● Task description
Return each line of the entries that holds the string "title".

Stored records
-- Opening Marker --
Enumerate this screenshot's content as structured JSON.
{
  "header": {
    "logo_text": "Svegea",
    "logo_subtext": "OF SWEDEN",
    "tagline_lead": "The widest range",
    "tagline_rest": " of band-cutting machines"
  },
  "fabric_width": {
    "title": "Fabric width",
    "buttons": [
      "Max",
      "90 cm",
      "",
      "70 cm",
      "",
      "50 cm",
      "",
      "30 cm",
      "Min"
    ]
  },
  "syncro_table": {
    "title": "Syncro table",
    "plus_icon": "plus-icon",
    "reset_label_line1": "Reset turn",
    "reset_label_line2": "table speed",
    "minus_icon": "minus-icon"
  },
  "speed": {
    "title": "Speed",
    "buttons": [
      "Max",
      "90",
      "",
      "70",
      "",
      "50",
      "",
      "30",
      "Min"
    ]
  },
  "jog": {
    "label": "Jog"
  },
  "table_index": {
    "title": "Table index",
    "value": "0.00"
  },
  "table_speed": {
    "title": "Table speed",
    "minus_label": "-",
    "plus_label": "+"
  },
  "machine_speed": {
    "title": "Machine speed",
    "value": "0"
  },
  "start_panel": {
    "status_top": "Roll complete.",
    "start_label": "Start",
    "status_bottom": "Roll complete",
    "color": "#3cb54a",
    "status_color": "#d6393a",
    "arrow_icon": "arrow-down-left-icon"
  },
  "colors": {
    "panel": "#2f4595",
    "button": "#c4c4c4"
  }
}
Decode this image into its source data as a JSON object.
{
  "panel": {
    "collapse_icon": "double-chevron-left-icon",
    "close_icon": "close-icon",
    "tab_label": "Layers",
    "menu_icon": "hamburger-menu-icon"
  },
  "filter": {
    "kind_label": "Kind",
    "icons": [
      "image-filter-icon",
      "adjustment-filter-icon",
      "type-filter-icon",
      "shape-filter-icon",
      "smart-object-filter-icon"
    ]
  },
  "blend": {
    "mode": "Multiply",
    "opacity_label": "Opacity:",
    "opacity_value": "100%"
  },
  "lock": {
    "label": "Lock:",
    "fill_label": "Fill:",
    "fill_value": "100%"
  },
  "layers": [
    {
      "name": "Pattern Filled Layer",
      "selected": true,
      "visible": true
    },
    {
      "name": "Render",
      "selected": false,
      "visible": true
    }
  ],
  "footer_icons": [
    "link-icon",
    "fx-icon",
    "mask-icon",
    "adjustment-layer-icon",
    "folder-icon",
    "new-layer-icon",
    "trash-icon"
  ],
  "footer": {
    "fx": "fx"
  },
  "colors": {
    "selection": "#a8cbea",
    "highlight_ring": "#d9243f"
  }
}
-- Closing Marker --
● Answer to the problem
    "title": "Fabric width",
    "title": "Syncro table",
    "title": "Speed",
    "title": "Table index",
    "title": "Table speed",
    "title": "Machine speed",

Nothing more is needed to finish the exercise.